“Expected to suffer the most if Fairfax County approves a $3.4 million budget cut proposed for its public libraries are children, non-English speaking immigrants, seniors and the disabled.”
The answer: A real newspaper. The March 25 Falls Church News-Press, to be exact.
Conservatives joke that if the planet was about to explode, The New York Times headline would read, “World to End; Women, Minorities Will Suffer Most.” (USA Today would purportedly go for, “We’re Outta Here.”)
Yet as the above example highlights, it’s getting harder to determine what’s real and what’s parody, especially with the (continuing) debate over health care reform.
President Barack Obama has signed an expensive reform measure. But debate isn’t finished. The president jetted to Iowa, a swing state, to host a campaign-style event after signing the law. He dared opponents of his reform to make repeal the centerpiece of the November midterm elections.
“If they want to look Lauren Gallagher in the eye and tell her they plan to take away her father’s health insurance, that’s their right,” Obama boomed. “If they want to make Darlyne Neff pay more money for her check-ups, her mammograms, they can run on that platform.” But here’s where fact meets farce.
Obama can name-check ordinary Americans all he wants to. But the fact is people wouldn’t get help from this bill for years.
As an example, leftie radio host Matt Miller invites us to consider David Frum, who just left a job at the American Enterprise Institute. In a blog on The Washington Post’s Web site, Miller explains, “Luckily for the Frums, big government is here to save them.” How so? “Once Obamacare’s new insurance exchanges are up and running in 2014, the Frums -- and the other 300 million of us -- will never have to worry about being shut out of insurance coverage.”
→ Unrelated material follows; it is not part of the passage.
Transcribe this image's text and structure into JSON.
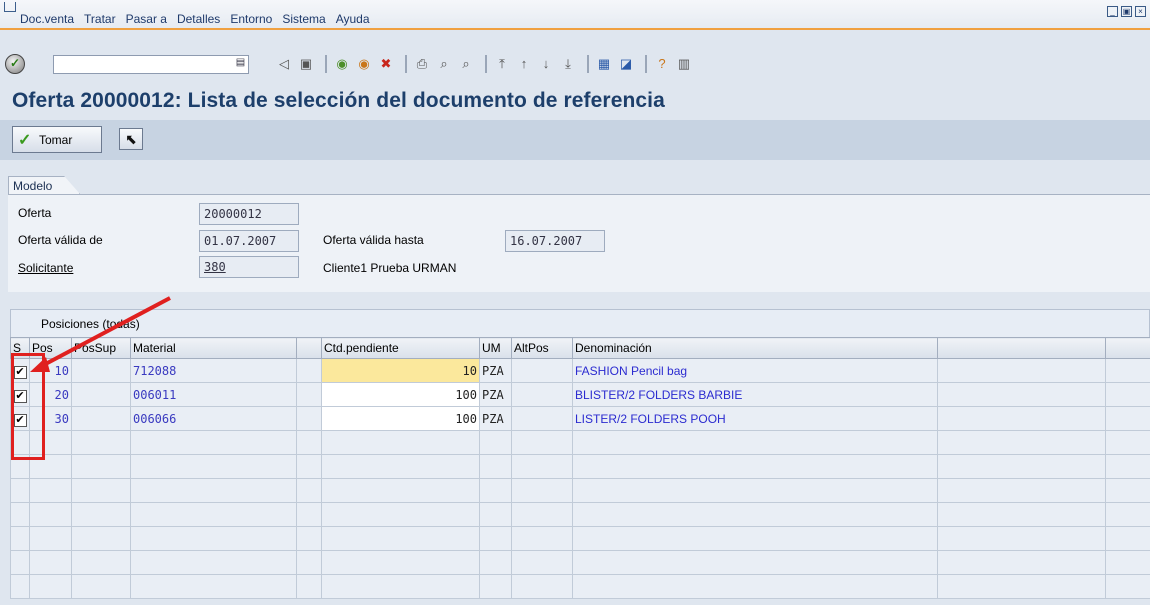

So the liberal position is that if the unemployed can just hold out for another four years, they’ll be able to get health insurance. I don’t recall hearing that soundbite during the 14-month congressional debate over reform. But by all means, let’s have an election on that premise.
As an aside, Miller also writes that, “What many people don’t realize about the think tank world is that the policy types who serve as modestly paid fellows do so in large part for the health coverage.” Politico’s Mike Allen writes that Frum earned $100,000-a-year at AEI. Bet you wish you could be “modestly paid” like that, health coverage or not.
In any event, much about this bill and the way it was sold to Americans is farcical.
A key proponent of reform now explains, “The wealthy are getting way, way too wealthy. And the middle-income class is left behind.” Sen. Max Baucus adds that the problem is, “wages have not kept up with the increased income of the highest income Americans. This legislation will have an effect of addressing that mal-distribution of income in America.”
Oh, so the bill is aimed at income redistribution? Wow, thanks for telling us that after it passed. From reading the papers, one would have gotten the impression the bill was all about “covering the uninsured” (which even proponents admit it won’t do until 2014) and “bending the cost curve” (which it won’t do at all).
As if to prove that, the Associated Press reported (after the bill had become law), “The health care overhaul will cost U.S. companies billions and make them more likely to drop prescription drug coverage for retirees because of a change in how the government subsidizes those benefits.” Wow. Too bad we didn’t learn that before the signing.
Oh, but the mainstream media did a great job reporting on health care reform. They say so themselves.
“The conventional wisdom is that the press failed to educate the public about the bill's sweeping changes, leaving much of America confused about just what it contained,” wrote Howard Kurtz in The Washington Post the day after the House passed the bill. “That is largely a bum rap, for the media churned out endless reams of data and analysis that were available to anyone who bothered to look.”
There must have been any number of front-page stories explaining:
That the bill plans to collect 10 years of taxes to pay six years of benefits, so it won’t seem as expensive as it really is.
That the bill will encourage companies to dump retirees into Medicare Part D, a step that will cost the federal government several billion dollars.
That the Hill staff members who wrote the bill exempted themselves from its requirements.
My mistake for not finding those stories among the “reams of data and analysis” written about the proposal.
Obamacare contains more provisions that citizens aren’t aware of yet, and won’t like when they find out about. The time for farce is finished. Come November, let’s have a serious vote.